Laura Dyer, we see you and we love you for the caregiver you are. Thank you. Thank you. Thank you. And thank you for sharing your story because it helps us all feel less alone in ours. You are such a lift.
Speaking of lifts, love the example you gave of how you supported your man by researching how you could help keep him safe and healthy. You felt the need to be able to do something, which I think all of us do. Well, here's what we can do. We can give somebody a lift. I love that your lift for him was finding this post on this vitamin regimen and doing it for him.
Your sharing that funny story about your son Zoom bombing you on this really important call that made me laugh in particular. Because that's happened to me so many times. I love that this happened to you too. Thank you. That makes me feel better about it.
Creating these bright spots as a form of caregiving. For example, baking granola for your neighbors, which is so kind.
And then providing tips like theme days, which I'm definitely going to do in my house and creating these bright spots as a form of caregiving. For example, baking granola for your neighbors, which is so kind. And you really exemplify the notion of look, love, lift, especially in that last part, where you remind everyone, and especially working parents, to be gentle with ourselves because it's hard. And what got me the most about that, and why I think it was so perfect as a way to wrap, is even with all you have going on, although you have every right to be frustrated and cranky, instead here you are, focusing on offering your sympathy, your kudos, your support to others.
I think that is a caregiver right there. They are just selfless in pursuit of supporting others constantly. And I think this piece so perfectly captures because we see you walk through it and end with, it's not about you, it's about everyone else and caring for others. And so that, to me, is look, love, lift. That is why caregivers are so gorgeous.
Laura, you're extraordinary. You embody the heart that's Cambia. And Peggy, thank you so much for partnering with us at Archangels, to be lifting up caregivers and every way we can because they're freaking awesome humans. I hope everybody gets a chance to listen to this because I know it changed the arc of my day and I hope it can change the arc of theirs.

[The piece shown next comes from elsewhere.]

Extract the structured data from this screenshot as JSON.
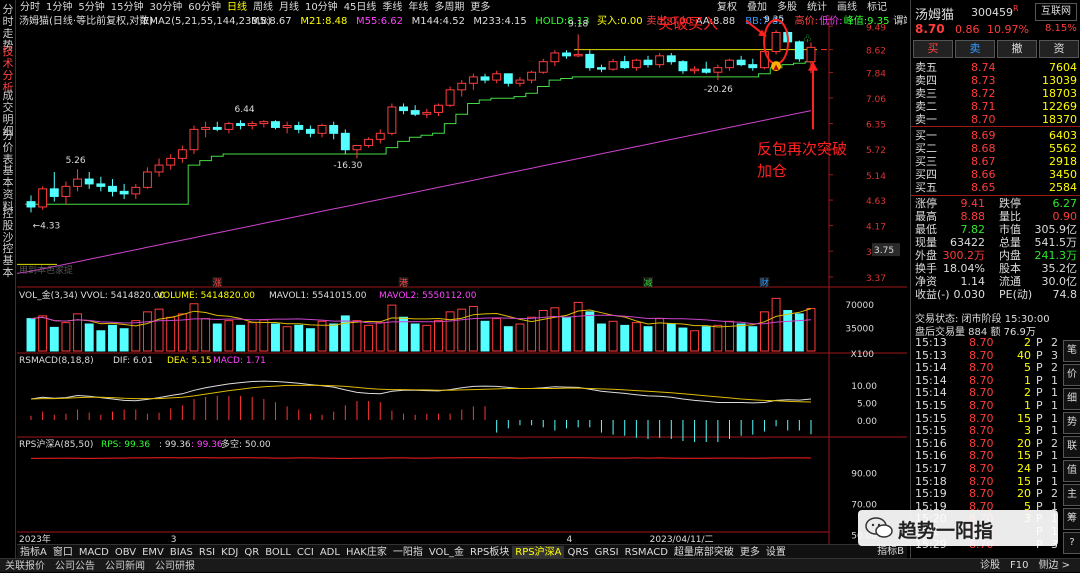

You can find more information on all our episodes at cambiahealth.com. Follow us on Twitter @Cambia. You can now find HealthChangers on all of your favorite platforms. Just search for “HealthChangers” on platforms like Apple podcasts, Spotify and iHeartRadio. Please subscribe and leave a review.
Links and Resources
- Direct download of episode
- HealthChangers Archives
- Peggy Maguire leads Cambia’s company-wide palliative care and caregiver strategy
- Alex Drane is the co-founder of Archangels
- Learn more: Cambia and Archangels Team Up to Support our Caregivers
- Explore tools: Caregiving Resources During Coronavirus
- Laura Dyer, Cambia’s Director of Ethics